Available data Block Start

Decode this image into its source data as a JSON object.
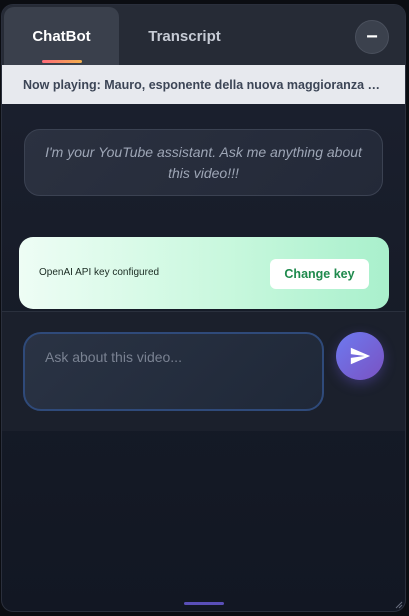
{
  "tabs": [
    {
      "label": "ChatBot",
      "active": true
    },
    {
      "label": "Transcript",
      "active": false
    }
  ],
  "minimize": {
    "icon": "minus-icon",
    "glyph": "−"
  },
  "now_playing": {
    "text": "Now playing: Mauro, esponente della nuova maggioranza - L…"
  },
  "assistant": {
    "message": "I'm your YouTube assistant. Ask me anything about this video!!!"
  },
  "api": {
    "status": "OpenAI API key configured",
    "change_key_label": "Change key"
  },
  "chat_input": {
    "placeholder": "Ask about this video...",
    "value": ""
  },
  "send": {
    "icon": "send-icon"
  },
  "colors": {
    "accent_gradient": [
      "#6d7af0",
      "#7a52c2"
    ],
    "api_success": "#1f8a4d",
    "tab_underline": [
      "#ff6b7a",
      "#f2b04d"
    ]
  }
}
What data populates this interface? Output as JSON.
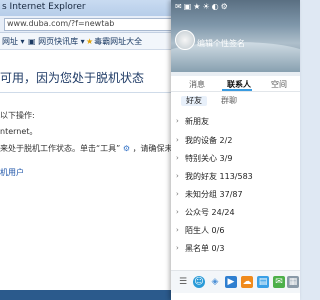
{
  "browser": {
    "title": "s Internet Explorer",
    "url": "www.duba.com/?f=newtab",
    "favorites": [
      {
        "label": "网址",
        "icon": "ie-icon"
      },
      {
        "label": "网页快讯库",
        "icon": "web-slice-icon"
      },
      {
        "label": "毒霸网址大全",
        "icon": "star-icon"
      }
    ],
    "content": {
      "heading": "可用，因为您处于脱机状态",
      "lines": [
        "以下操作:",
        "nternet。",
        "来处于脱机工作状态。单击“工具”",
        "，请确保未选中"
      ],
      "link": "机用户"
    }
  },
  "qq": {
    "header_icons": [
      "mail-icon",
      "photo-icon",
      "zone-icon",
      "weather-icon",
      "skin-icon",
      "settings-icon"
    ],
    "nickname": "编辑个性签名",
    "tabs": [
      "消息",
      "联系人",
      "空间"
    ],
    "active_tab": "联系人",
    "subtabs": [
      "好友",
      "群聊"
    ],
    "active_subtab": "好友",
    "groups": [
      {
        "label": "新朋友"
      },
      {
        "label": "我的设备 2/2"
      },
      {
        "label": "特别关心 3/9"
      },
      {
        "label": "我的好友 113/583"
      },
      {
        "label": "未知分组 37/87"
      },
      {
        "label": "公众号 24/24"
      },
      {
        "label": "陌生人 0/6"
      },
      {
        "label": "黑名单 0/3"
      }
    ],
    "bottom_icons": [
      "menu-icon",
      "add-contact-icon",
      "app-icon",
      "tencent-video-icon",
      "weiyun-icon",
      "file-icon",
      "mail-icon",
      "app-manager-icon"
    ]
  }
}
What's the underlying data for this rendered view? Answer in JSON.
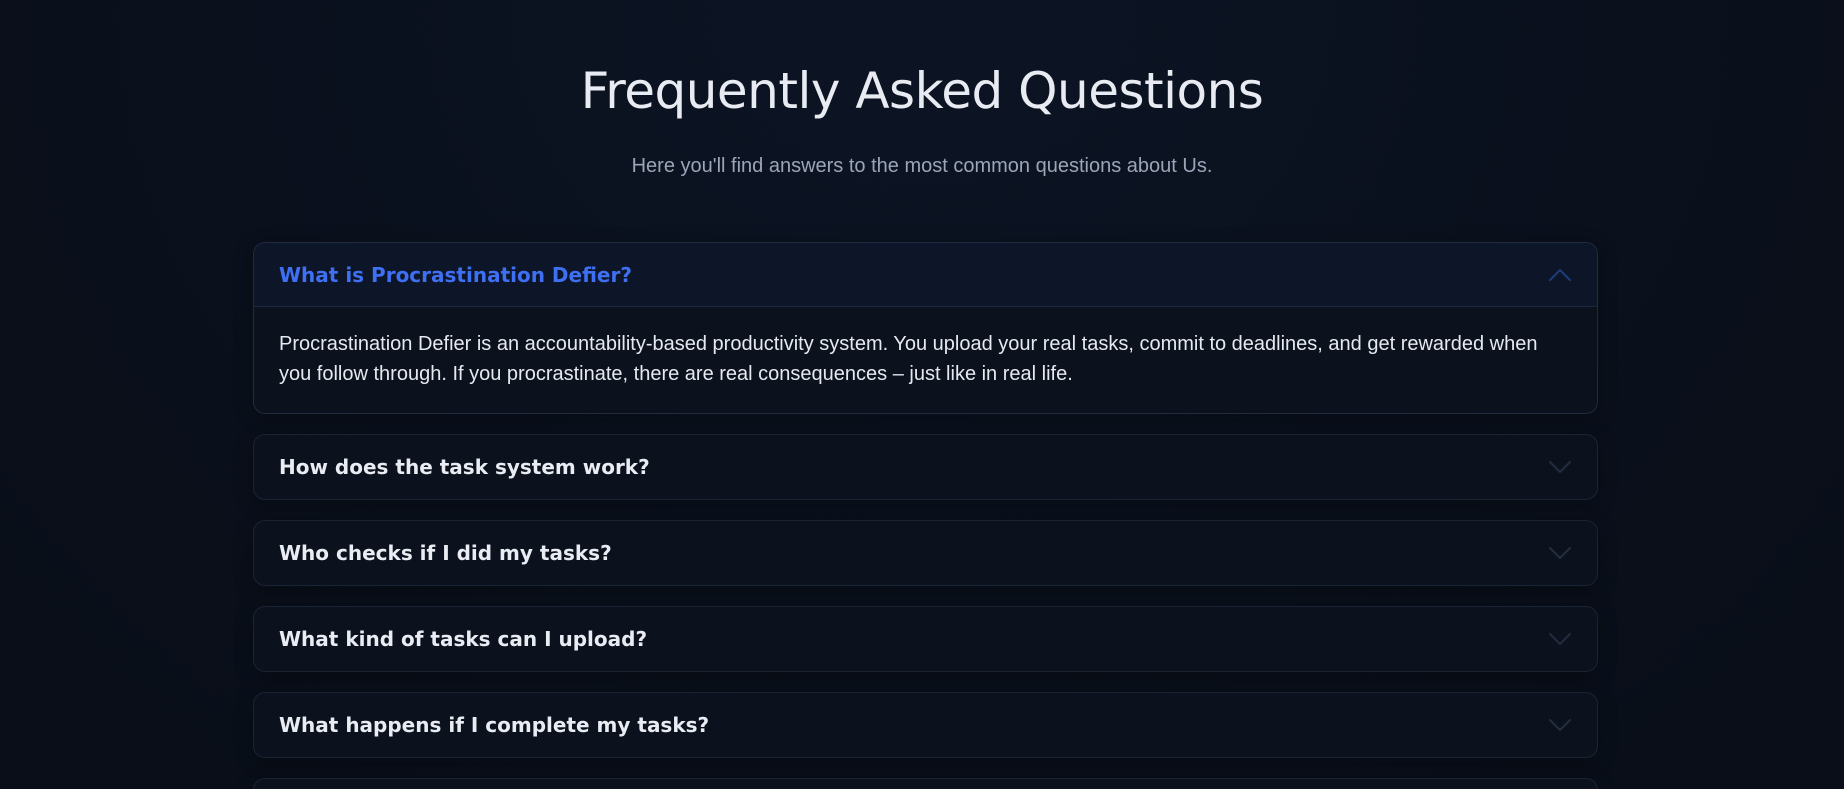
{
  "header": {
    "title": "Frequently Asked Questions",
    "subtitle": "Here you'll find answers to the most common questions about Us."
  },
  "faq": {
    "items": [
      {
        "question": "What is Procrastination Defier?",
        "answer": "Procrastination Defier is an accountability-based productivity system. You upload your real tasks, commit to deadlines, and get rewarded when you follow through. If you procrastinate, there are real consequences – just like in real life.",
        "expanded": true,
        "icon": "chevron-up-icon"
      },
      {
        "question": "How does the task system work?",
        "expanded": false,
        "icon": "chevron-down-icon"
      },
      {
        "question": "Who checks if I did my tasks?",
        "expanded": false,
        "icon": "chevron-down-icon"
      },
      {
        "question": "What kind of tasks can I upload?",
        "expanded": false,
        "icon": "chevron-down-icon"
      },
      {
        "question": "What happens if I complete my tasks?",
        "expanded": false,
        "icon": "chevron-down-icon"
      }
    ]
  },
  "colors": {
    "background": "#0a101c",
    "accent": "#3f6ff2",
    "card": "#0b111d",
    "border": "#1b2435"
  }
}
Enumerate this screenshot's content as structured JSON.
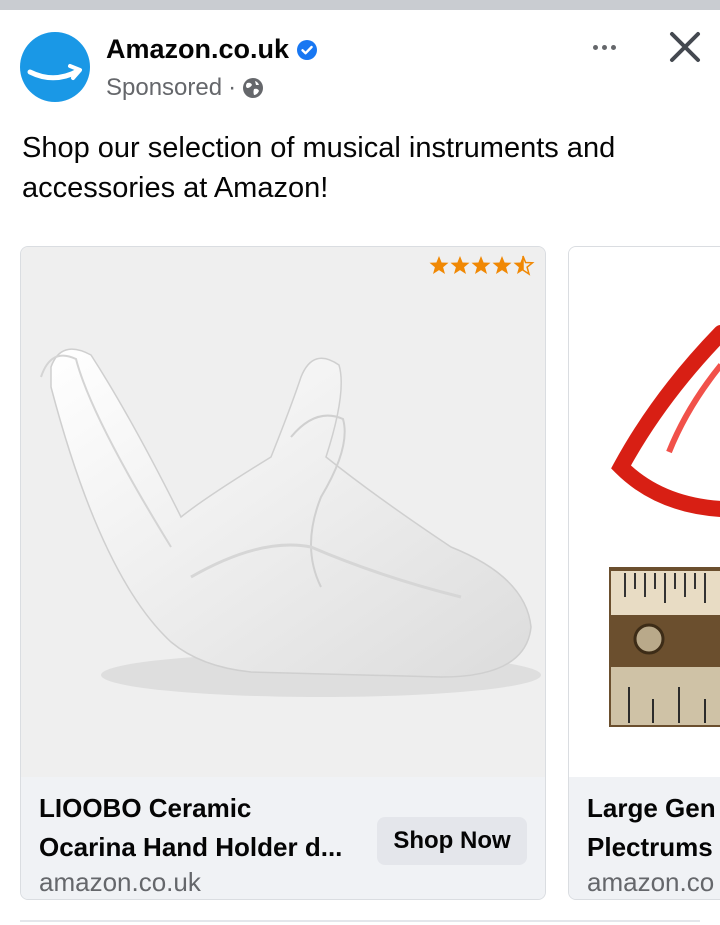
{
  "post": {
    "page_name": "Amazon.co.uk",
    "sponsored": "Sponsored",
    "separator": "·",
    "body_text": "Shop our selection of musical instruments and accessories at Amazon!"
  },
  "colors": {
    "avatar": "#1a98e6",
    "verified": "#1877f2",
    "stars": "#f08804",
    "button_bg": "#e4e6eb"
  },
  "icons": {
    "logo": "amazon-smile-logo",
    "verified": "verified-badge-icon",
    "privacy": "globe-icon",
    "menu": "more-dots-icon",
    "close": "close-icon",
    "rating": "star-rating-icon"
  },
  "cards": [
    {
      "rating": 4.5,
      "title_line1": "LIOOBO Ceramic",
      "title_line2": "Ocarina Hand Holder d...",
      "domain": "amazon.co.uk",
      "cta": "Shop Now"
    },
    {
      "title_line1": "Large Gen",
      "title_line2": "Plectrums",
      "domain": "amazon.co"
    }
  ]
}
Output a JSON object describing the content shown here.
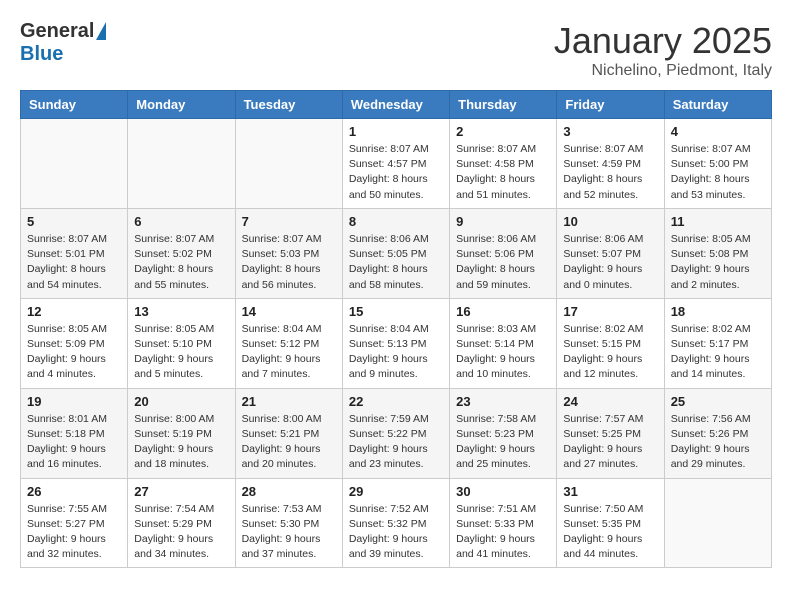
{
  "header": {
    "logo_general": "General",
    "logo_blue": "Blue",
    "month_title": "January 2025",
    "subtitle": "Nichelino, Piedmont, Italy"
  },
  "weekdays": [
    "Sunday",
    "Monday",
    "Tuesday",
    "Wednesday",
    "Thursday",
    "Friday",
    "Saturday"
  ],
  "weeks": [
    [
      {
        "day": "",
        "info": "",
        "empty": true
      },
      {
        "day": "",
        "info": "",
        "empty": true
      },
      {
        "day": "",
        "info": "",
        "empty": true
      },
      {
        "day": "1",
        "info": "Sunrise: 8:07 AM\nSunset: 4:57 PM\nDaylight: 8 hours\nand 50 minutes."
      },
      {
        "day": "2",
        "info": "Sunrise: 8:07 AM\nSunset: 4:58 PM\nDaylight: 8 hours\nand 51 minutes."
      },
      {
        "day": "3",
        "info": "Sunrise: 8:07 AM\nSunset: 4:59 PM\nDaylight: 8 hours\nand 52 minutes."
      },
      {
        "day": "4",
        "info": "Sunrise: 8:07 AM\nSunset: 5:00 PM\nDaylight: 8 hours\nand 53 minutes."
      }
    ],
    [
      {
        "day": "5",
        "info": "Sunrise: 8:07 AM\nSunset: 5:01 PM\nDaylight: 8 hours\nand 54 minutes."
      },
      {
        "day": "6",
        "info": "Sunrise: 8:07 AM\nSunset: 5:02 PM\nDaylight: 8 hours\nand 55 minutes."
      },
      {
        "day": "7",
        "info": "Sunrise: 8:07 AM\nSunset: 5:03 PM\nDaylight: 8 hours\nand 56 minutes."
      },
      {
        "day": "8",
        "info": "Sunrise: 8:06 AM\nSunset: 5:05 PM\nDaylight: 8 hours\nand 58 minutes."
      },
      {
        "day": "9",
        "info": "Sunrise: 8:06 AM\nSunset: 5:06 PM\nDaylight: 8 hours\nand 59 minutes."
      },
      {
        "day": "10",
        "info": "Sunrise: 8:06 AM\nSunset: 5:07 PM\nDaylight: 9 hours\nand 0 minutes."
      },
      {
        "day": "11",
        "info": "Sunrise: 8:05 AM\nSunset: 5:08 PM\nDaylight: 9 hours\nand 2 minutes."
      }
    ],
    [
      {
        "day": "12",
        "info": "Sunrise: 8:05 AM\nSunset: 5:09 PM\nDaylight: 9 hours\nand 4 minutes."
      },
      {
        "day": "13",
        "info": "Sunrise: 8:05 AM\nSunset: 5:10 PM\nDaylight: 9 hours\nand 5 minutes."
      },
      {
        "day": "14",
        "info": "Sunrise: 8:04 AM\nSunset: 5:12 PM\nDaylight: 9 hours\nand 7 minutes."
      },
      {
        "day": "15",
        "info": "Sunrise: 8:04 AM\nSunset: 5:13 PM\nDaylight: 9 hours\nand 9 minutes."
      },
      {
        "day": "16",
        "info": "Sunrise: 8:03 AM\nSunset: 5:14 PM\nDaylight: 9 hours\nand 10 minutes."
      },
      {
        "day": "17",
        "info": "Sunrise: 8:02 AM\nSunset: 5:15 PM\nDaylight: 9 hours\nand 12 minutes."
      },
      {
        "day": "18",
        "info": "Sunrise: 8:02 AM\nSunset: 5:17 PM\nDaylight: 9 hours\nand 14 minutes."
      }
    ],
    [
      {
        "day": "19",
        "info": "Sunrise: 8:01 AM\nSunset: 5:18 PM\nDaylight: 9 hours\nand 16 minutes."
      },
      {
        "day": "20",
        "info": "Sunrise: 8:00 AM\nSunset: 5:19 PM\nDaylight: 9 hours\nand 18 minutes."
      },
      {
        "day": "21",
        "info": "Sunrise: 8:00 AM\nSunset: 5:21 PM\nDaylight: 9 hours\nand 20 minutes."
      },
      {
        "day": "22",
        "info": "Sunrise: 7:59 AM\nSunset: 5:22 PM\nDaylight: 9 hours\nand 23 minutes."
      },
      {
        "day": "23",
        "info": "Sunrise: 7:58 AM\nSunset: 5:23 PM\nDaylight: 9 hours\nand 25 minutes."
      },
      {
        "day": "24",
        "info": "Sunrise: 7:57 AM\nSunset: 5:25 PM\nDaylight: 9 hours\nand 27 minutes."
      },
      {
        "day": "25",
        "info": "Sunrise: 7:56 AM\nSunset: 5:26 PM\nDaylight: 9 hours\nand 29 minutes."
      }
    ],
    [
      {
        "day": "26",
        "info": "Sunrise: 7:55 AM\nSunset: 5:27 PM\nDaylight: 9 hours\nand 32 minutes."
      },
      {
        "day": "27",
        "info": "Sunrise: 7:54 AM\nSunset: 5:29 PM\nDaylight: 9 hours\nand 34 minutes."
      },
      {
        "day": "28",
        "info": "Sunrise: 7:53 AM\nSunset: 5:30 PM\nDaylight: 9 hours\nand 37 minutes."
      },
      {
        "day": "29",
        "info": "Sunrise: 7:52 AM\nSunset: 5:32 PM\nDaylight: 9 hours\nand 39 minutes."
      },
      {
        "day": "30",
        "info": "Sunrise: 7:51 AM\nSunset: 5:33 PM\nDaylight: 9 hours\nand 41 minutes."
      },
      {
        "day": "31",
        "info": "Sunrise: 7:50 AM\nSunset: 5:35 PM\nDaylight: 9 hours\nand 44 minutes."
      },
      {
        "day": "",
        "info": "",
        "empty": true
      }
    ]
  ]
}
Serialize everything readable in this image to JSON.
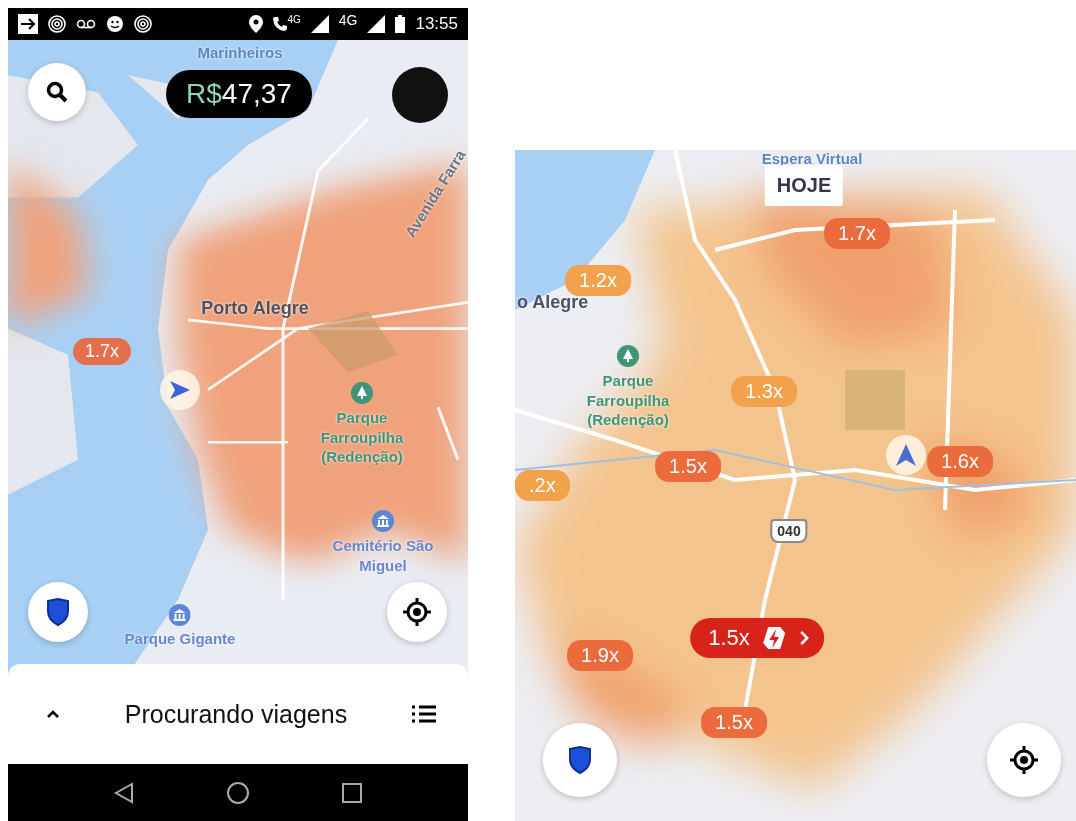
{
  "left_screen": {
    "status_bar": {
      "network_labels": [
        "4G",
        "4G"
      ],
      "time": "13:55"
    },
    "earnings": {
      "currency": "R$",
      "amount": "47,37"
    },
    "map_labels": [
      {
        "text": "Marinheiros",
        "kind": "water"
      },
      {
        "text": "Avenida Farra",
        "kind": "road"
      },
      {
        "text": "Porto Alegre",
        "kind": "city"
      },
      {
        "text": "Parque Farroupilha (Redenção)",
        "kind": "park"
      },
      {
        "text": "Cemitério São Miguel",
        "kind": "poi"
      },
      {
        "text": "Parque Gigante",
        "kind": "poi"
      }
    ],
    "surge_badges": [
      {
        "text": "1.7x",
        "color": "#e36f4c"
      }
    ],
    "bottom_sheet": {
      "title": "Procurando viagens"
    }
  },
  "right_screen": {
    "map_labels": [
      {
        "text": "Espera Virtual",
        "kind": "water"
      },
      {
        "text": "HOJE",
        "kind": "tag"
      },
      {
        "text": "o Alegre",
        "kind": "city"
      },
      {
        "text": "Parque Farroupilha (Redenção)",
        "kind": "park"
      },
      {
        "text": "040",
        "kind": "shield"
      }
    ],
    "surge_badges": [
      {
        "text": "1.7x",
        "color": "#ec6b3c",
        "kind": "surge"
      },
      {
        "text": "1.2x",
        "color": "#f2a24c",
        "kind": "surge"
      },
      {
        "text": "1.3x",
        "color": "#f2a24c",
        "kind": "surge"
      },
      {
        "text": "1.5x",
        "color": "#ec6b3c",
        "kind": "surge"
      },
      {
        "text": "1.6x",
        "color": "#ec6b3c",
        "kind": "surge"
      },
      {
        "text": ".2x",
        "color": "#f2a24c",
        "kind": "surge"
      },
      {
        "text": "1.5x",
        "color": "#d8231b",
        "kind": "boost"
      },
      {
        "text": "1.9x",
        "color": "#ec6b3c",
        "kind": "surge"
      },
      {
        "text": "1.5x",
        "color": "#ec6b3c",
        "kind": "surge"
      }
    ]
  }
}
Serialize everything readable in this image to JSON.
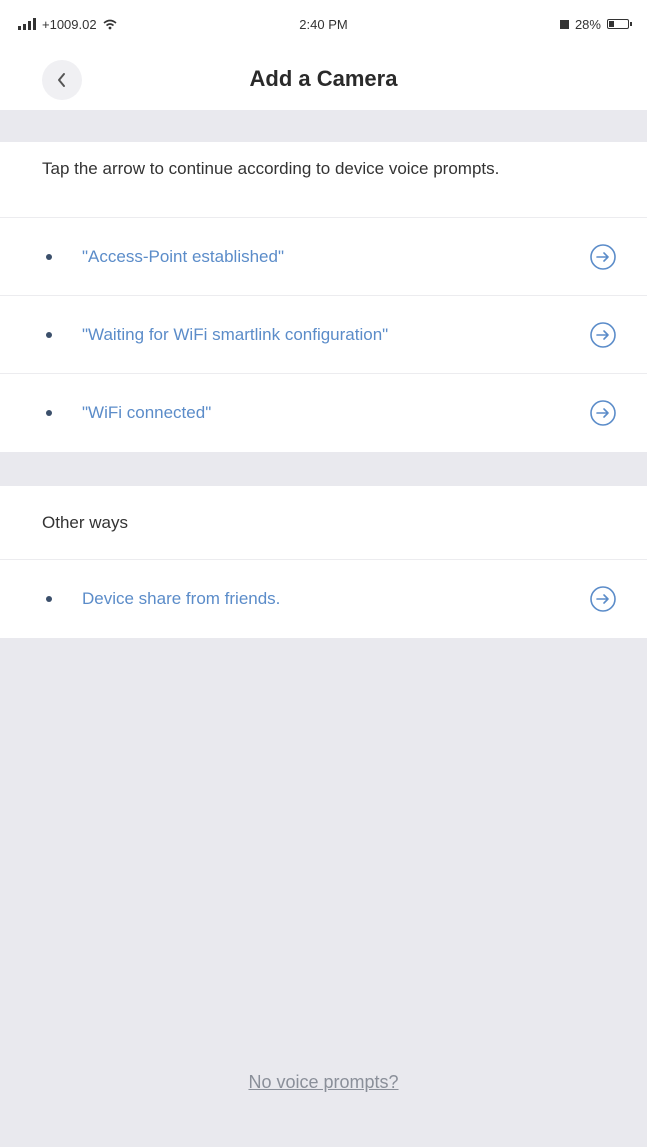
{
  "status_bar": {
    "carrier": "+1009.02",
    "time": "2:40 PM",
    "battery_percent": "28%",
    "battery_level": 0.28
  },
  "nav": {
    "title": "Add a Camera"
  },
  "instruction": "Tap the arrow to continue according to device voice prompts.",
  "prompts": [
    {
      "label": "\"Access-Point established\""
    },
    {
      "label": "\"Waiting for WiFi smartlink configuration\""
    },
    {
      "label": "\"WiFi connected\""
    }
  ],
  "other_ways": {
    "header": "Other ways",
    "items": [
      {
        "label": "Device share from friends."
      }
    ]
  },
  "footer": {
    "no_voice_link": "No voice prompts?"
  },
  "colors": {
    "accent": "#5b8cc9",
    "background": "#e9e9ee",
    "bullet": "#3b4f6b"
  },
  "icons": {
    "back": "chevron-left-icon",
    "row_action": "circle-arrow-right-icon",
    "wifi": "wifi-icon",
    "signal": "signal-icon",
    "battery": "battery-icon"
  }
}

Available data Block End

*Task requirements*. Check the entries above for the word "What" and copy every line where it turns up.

*Exercise answer*.
What data populates this interface? Output as JSON.
What's the underlying data for this rendered view? Answer in JSON.
        "question": "What is Procrastination Defier?",
        "question": "What kind of tasks can I upload?",
        "question": "What happens if I complete my tasks?",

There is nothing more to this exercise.